So… a calmer explanation. Yep, we’ve booked it. Flights, jabs, and now a few of the hostels. It’s coming together! When we first got over the jump-around-the-room-flights-booked part (which was a traumatic enough stage to get to, lemme tell ya, Rob’s parents were noooot on board to start with, and that’s all I’ll say!), it kind of dawned on us just how much we had to organise…! Case in point – we wanted to drive a campervan around NZ for the month that we’re there. Turns out, campervans? They’re crazy expensive. Like, more than our whole budget for NZ expensive. So I’m glad we’ve given ourselves loads of time to get everything in place – but not so much time that it feels too far away to be real! Now that I’ve given in my notice, real is very, very, much how it feels.

And we’re leaving the flat too! Walking home from work yesterday I thought to myself, this is only going to be my life for another few weeks. Like I said in my previous post, I’m finding it harder to ignore the things that annoy me about the flat now that I know we aren’t here for much longer. I just want to move out and get away from the stupid rickety bed (that breaks if you roll over too quickly), the huge white leather sofa (so not my taste, and sticky in the heat), the fridge that makes weird blowing/whirring noises every half an hour (lived here a year and still don’t know why). The fact that there’s carpet in the bathroom (weird pet hate) and that the windows open like thiiiis much… making it an oven in here all year round. Not for much longer though.
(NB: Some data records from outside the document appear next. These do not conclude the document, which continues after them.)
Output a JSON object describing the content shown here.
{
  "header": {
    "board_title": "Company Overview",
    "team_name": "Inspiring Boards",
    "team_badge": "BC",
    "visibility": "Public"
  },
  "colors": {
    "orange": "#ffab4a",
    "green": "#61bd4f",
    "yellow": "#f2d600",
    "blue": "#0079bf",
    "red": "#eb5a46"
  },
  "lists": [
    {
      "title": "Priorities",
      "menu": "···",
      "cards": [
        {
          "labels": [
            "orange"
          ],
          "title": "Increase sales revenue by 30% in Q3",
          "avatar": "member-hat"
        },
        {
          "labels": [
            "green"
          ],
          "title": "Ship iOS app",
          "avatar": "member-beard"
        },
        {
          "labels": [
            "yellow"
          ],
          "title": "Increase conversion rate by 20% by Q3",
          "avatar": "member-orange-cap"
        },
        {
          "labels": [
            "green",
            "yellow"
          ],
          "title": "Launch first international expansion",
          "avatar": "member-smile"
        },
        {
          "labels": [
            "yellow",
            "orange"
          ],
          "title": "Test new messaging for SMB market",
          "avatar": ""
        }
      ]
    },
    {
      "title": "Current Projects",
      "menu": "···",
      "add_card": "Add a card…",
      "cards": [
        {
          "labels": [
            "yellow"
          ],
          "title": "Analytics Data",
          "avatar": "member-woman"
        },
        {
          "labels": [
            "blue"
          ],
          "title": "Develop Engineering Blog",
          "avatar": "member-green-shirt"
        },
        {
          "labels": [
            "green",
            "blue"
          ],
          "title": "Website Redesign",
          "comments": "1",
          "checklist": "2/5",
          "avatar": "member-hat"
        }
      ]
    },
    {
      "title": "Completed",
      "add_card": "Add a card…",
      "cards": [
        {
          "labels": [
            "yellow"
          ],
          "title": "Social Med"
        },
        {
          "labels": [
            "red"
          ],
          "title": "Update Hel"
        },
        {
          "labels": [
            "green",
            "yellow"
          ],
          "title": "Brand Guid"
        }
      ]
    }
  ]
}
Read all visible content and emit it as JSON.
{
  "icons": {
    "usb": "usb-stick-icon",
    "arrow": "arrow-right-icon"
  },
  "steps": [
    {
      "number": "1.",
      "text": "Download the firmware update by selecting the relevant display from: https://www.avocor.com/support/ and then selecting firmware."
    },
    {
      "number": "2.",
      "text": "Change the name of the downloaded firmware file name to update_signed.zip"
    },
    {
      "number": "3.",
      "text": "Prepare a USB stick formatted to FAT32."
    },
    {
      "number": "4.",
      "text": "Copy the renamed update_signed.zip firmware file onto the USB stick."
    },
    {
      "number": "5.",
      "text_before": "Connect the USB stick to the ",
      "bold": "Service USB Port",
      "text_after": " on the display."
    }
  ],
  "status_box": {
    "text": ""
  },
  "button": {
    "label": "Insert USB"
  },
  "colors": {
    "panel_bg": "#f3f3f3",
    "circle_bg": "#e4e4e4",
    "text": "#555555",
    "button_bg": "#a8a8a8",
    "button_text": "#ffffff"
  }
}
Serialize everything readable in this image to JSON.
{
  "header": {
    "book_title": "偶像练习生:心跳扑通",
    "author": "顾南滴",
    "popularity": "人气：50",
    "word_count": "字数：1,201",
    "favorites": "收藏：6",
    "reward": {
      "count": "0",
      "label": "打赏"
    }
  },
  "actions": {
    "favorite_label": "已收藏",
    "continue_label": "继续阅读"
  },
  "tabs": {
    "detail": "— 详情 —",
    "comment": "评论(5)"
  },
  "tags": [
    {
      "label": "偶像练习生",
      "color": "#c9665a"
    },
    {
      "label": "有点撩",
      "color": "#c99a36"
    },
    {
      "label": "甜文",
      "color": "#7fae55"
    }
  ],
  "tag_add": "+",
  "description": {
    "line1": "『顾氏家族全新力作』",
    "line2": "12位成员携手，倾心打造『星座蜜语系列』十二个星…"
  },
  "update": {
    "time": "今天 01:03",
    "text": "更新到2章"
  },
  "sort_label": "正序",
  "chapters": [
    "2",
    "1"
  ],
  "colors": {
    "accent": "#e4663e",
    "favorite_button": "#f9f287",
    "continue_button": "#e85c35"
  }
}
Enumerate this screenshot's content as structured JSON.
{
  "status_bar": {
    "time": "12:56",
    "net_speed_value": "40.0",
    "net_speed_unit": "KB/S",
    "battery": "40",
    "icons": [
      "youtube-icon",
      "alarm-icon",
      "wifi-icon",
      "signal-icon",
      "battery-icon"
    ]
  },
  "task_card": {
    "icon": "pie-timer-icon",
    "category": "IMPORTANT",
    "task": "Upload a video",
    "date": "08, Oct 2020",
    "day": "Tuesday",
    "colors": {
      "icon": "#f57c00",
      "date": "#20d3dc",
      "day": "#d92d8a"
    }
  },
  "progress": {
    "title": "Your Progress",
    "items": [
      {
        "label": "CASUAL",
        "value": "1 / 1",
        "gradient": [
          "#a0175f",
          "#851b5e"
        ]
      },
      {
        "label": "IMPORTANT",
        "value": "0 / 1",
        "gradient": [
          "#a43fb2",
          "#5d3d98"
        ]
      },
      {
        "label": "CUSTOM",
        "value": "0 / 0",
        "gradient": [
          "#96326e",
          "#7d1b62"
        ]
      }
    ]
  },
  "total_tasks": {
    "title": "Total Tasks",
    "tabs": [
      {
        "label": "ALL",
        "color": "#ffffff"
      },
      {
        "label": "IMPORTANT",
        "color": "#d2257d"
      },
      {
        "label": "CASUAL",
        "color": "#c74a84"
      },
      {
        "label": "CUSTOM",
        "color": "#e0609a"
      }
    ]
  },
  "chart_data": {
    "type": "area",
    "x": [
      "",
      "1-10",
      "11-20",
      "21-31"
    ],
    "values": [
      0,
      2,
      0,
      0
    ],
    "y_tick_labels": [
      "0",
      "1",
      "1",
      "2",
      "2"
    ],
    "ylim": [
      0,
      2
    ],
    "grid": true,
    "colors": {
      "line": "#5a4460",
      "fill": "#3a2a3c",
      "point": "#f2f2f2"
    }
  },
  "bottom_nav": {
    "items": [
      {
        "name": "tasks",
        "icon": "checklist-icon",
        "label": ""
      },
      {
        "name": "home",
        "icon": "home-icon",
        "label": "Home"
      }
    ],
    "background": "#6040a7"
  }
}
And while it’s scary that I won’t be coming back to a job, that’s exciting. This is it now. The next part. This time next year, so much will be different. New flat (already daydreaming about it on Pinterest), stocked to the brim with travel souvenirs and photos. With a second bedroom. Maybe even a garden. New job! Maybe here, maybe in Bristol – maybe I’ll be a commuter. Rob will be a trainee barrister, this time next year. And I’ll have got travelling out of my system.

I know that sounds weird, but that’s important here too. I just feel like… I should have done it by now. Not in a bad way, but I’m looking forward to it being over, so I can move on! Save up for something else for a change!

We’re finally moving forward. And it’s really not as scary as I thought 🙂